Exercise brief:
Wherever the string "View" appears in the records, return the line that holds it.

Material for this exercise:
-*-

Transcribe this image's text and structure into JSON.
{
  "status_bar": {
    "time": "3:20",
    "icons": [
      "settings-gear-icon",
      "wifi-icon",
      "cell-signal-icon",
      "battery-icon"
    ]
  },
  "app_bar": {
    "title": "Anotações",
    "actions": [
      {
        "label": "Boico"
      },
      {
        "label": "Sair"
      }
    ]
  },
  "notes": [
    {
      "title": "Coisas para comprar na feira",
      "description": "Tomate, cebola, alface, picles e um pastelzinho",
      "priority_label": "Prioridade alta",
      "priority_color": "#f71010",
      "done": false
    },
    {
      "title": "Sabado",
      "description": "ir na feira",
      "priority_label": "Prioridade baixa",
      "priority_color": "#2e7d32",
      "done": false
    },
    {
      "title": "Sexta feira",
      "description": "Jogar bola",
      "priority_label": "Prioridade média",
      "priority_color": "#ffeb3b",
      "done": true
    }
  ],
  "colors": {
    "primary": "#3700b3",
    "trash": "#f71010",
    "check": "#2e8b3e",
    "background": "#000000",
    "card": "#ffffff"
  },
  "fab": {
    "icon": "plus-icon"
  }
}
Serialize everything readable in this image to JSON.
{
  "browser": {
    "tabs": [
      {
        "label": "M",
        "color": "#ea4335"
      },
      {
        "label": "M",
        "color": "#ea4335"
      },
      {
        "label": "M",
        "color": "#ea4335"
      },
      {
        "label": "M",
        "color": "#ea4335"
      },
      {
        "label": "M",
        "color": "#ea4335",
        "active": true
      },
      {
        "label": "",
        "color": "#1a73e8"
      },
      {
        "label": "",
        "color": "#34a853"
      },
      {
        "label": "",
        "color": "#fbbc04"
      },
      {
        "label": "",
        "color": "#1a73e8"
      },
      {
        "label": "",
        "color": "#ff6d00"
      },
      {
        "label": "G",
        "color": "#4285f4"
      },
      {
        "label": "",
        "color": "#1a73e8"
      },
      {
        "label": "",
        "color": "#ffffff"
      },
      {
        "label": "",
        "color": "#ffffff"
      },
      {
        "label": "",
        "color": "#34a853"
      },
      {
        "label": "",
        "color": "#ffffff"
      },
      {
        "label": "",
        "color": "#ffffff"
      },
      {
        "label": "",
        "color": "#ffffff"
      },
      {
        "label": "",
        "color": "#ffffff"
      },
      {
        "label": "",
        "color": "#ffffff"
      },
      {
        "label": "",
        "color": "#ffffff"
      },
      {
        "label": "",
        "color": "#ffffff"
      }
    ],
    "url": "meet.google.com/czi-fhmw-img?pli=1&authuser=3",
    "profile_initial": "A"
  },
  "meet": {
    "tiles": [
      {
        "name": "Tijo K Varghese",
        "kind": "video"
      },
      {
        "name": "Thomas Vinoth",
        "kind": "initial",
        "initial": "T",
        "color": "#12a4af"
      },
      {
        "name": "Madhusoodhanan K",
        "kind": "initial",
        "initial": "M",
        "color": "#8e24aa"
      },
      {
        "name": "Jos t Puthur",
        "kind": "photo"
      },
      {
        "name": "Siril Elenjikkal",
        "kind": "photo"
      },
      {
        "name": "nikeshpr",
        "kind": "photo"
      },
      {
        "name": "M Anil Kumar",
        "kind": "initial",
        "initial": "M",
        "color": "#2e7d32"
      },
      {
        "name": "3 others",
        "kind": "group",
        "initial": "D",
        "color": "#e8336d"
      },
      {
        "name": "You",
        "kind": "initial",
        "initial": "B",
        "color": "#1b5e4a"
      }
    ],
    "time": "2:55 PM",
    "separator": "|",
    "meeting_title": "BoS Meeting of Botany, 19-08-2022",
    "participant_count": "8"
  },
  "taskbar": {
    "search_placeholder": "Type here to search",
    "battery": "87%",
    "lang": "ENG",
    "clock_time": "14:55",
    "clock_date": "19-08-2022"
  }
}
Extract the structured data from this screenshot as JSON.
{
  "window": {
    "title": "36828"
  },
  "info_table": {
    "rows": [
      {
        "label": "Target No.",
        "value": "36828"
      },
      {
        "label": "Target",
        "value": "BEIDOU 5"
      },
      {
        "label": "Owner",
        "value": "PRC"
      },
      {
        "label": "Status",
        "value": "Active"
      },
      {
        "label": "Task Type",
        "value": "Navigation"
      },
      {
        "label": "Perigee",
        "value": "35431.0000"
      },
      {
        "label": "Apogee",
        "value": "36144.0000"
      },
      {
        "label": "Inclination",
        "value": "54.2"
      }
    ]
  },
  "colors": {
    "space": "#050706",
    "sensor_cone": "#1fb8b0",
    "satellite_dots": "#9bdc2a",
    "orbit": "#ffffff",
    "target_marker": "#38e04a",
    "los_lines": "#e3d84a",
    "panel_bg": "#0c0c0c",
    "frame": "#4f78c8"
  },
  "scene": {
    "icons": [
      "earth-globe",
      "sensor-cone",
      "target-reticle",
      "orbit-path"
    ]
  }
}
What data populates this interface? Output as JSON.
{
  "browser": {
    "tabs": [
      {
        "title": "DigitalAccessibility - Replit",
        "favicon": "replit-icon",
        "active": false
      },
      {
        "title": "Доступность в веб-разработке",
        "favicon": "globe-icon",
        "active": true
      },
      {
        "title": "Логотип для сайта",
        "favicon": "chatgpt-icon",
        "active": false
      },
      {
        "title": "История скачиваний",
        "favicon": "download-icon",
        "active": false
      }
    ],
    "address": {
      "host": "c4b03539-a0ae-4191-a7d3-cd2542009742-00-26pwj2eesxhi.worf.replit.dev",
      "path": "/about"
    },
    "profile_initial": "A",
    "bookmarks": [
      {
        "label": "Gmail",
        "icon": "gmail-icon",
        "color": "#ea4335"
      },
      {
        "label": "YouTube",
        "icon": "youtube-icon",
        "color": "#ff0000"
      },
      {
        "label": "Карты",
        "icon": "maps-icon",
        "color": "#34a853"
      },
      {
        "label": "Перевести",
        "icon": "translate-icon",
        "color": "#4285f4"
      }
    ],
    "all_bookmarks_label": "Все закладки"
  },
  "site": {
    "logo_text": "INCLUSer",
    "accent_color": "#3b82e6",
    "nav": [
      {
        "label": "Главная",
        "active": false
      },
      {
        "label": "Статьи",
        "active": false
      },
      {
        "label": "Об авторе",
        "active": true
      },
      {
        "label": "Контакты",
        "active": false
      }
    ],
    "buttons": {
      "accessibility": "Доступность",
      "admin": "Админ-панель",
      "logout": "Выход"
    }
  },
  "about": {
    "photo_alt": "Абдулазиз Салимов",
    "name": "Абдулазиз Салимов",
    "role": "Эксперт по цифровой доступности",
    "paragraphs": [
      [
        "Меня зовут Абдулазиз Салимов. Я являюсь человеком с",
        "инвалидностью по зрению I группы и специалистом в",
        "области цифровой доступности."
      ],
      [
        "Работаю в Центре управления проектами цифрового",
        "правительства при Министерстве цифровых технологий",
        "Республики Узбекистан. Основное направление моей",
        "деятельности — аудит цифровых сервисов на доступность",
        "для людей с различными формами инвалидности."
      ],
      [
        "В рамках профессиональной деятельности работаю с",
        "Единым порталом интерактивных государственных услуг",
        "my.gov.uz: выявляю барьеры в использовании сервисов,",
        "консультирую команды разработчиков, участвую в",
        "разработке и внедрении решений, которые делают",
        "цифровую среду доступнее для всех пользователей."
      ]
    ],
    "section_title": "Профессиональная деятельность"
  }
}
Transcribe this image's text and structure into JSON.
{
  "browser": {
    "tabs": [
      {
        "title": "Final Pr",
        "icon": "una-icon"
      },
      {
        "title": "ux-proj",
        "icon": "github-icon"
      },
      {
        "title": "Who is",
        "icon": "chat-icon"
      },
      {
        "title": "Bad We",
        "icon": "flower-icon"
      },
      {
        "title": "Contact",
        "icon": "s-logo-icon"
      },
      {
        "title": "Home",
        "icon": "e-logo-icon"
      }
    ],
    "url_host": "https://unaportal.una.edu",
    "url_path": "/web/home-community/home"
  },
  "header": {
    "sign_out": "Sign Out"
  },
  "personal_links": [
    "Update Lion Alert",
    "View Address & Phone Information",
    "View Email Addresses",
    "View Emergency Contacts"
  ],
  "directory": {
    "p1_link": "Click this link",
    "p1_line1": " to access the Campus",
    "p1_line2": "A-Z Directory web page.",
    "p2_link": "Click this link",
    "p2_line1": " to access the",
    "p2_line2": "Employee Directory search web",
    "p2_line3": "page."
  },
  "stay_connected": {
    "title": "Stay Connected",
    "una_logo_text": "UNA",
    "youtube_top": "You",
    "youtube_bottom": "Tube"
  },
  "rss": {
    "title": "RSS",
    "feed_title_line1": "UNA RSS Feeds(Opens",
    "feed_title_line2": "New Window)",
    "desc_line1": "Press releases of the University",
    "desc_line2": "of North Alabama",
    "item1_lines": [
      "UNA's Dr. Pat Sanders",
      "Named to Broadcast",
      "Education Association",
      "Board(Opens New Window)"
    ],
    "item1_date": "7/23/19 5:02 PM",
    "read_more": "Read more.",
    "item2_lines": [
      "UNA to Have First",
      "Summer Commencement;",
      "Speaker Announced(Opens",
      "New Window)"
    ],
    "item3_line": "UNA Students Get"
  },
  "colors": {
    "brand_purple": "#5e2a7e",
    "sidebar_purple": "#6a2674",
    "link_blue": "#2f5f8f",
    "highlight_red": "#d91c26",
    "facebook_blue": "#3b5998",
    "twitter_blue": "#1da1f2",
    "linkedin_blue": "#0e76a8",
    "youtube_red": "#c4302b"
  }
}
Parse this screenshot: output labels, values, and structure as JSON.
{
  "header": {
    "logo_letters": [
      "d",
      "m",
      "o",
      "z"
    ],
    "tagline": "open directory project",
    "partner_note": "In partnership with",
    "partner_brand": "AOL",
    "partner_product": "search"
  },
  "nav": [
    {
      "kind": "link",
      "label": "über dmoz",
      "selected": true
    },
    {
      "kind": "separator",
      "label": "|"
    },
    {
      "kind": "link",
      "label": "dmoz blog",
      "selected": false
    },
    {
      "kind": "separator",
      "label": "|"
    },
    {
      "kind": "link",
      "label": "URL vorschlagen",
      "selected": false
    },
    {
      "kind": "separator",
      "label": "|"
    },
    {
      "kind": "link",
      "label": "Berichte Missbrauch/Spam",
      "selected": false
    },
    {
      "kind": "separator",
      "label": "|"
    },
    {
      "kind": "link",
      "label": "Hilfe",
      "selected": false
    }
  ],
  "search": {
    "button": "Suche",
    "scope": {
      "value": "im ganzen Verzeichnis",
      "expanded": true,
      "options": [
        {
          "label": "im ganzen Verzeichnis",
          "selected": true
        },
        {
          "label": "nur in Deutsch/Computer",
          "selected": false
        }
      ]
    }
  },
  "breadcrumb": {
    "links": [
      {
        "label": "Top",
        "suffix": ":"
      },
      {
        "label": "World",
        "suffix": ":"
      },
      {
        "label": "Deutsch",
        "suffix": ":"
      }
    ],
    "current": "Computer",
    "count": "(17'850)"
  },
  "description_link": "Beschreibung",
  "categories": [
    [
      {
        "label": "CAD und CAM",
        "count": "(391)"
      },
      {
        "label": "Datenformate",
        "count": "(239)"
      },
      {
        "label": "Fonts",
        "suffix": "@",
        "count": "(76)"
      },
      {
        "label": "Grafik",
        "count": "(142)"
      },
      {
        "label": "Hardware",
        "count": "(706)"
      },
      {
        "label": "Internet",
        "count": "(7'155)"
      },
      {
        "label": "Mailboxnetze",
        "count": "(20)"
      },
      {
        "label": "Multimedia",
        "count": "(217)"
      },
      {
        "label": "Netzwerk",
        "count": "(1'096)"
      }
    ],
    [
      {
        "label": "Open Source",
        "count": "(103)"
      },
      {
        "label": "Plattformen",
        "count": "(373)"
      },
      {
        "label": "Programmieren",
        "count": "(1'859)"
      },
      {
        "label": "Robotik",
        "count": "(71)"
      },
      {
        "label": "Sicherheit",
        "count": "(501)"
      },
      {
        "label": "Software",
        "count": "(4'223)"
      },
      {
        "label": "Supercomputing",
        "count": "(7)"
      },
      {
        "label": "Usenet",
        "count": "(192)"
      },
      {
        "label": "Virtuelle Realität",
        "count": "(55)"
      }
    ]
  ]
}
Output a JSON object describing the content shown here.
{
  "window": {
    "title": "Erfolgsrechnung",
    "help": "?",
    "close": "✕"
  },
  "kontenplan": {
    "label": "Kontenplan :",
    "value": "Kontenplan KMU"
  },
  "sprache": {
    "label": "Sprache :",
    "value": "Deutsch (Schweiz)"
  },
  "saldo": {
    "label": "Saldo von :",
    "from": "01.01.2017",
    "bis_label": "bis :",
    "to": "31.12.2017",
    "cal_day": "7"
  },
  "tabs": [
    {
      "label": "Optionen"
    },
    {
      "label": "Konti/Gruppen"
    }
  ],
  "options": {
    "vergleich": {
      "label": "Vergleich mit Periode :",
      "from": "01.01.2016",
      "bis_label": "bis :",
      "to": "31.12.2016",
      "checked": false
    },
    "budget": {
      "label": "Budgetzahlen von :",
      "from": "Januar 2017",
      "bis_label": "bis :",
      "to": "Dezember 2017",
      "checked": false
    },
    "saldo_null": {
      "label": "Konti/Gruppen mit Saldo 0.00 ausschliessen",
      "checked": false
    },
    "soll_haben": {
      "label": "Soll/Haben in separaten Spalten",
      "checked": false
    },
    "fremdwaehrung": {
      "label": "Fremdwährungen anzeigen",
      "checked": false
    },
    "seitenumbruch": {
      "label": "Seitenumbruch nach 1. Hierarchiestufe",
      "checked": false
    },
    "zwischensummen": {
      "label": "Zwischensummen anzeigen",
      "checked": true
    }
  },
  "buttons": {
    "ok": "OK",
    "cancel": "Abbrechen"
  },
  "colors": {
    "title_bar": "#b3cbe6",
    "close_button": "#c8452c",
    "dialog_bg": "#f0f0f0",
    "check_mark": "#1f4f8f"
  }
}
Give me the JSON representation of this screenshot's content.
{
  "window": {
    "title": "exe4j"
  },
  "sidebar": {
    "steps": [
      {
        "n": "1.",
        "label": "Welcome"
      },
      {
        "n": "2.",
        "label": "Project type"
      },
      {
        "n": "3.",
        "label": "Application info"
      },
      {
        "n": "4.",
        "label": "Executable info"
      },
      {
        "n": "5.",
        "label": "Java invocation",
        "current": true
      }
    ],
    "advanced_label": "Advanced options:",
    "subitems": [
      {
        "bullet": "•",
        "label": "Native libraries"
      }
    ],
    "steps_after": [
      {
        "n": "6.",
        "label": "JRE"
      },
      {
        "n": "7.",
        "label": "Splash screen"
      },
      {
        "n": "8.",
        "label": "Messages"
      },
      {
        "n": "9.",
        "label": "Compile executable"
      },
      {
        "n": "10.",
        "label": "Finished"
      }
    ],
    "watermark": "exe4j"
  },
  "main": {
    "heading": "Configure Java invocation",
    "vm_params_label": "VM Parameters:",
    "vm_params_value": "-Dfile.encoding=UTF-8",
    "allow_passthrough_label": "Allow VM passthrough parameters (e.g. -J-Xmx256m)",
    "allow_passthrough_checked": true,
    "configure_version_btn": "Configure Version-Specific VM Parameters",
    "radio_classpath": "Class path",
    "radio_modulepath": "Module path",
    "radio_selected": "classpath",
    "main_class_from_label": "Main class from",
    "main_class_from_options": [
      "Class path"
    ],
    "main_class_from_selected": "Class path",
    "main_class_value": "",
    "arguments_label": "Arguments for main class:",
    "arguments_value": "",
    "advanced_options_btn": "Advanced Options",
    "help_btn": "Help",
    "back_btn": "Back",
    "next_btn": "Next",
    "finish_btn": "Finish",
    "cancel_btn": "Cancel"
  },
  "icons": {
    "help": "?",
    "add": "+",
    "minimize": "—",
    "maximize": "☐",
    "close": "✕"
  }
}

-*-

Written response:
    "View Address & Phone Information",
    "View Email Addresses",
    "View Emergency Contacts"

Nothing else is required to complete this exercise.